The best solution for indoor air pollution has already been installed in homes with central HVAC systems. The V in HVAC stands for ventilation, a process that thoroughly cleans indoor air.
- With every heating and cooling cycle, the entire air volume is pulled through an air filter five or six times.
- For that reason, it is important to change the filter regularly. A clogged filter reduces the airflow and makes the system work hard. Plan to change the filter at least once every three months.
- Servicing and cleaning the rest of the system, including the ductwork, contributes to a cleaner indoor environment.
Your HVAC provider can suggest and install HVAC modifications and stand-alone products that help improve indoor air quality.
- They can recommend an air filter upgrade, when available. Extremely effective filters tend to reduce airflow, so a technician can recommend the right air filter for your system.
- Ultraviolet lights are an available modification that can reduce illness due to organic particles, such as pollen and dust mites. The lights are installed inside the ductwork. UV light disrupts the cell walls of organic matter, much like a sunburn does. The life form is neutralized, becoming a dust particle to be collected by the filter.
- Stand-alone room purifiers use several layers of filtration to remove a wider variety of particles. A layer of activated charcoal can even remove odors.
Let All Cool AC Help Improve Your Indoor Air Quality Standards

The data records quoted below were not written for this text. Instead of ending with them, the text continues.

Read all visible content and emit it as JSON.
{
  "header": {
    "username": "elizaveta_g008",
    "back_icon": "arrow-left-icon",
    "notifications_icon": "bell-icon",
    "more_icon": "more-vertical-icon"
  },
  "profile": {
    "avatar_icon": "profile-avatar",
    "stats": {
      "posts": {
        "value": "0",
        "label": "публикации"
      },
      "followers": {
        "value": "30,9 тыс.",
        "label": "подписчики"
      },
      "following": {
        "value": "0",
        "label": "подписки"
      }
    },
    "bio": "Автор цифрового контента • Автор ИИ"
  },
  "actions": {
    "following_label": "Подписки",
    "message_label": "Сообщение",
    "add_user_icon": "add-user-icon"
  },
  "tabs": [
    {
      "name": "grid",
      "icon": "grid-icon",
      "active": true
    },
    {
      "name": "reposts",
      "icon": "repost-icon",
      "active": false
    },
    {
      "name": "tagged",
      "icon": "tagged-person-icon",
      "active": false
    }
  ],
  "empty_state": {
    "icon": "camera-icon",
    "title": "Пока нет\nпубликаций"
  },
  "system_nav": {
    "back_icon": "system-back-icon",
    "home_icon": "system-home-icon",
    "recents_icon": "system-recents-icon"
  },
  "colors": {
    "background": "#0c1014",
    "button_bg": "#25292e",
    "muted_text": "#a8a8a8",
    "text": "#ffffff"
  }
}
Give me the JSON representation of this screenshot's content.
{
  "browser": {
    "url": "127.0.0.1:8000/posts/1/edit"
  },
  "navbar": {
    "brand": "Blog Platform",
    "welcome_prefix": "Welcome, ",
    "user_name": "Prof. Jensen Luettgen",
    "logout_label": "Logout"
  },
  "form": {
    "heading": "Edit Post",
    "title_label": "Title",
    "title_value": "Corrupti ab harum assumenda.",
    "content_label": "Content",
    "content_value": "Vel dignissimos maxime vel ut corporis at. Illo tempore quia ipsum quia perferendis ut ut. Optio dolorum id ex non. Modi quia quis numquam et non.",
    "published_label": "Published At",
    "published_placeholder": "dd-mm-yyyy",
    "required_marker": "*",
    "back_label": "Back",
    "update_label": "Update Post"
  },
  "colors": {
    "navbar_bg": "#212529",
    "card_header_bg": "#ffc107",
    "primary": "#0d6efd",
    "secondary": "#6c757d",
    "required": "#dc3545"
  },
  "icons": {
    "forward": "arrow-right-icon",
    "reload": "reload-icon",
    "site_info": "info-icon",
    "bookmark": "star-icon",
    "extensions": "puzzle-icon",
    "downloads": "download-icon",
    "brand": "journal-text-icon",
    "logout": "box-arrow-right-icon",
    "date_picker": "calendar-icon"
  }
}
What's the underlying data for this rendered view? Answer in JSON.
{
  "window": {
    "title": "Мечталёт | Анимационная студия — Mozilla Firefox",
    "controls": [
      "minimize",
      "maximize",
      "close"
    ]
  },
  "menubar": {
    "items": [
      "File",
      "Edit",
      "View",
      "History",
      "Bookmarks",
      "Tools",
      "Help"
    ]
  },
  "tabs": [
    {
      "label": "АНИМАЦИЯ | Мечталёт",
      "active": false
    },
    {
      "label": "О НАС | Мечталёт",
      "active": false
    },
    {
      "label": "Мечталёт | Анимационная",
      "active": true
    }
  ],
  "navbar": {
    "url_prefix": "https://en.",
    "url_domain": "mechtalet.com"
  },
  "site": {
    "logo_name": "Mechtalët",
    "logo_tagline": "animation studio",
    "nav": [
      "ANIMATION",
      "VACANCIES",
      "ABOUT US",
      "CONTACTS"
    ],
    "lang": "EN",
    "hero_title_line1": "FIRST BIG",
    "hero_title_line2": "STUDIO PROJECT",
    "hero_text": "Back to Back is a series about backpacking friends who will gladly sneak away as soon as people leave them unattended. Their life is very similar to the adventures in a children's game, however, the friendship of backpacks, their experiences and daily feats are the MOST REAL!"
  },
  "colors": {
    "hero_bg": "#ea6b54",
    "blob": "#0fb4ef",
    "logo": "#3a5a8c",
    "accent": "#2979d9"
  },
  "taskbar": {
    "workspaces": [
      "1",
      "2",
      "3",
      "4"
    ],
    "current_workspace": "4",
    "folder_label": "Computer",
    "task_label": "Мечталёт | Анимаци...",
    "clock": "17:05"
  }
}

Schedule your indoor air quality standards consultation by calling All Cool AC & Heating at 281-238-9292 or contact us via email and let our NATE-certified indoor air quality technicians put their experience to work for you.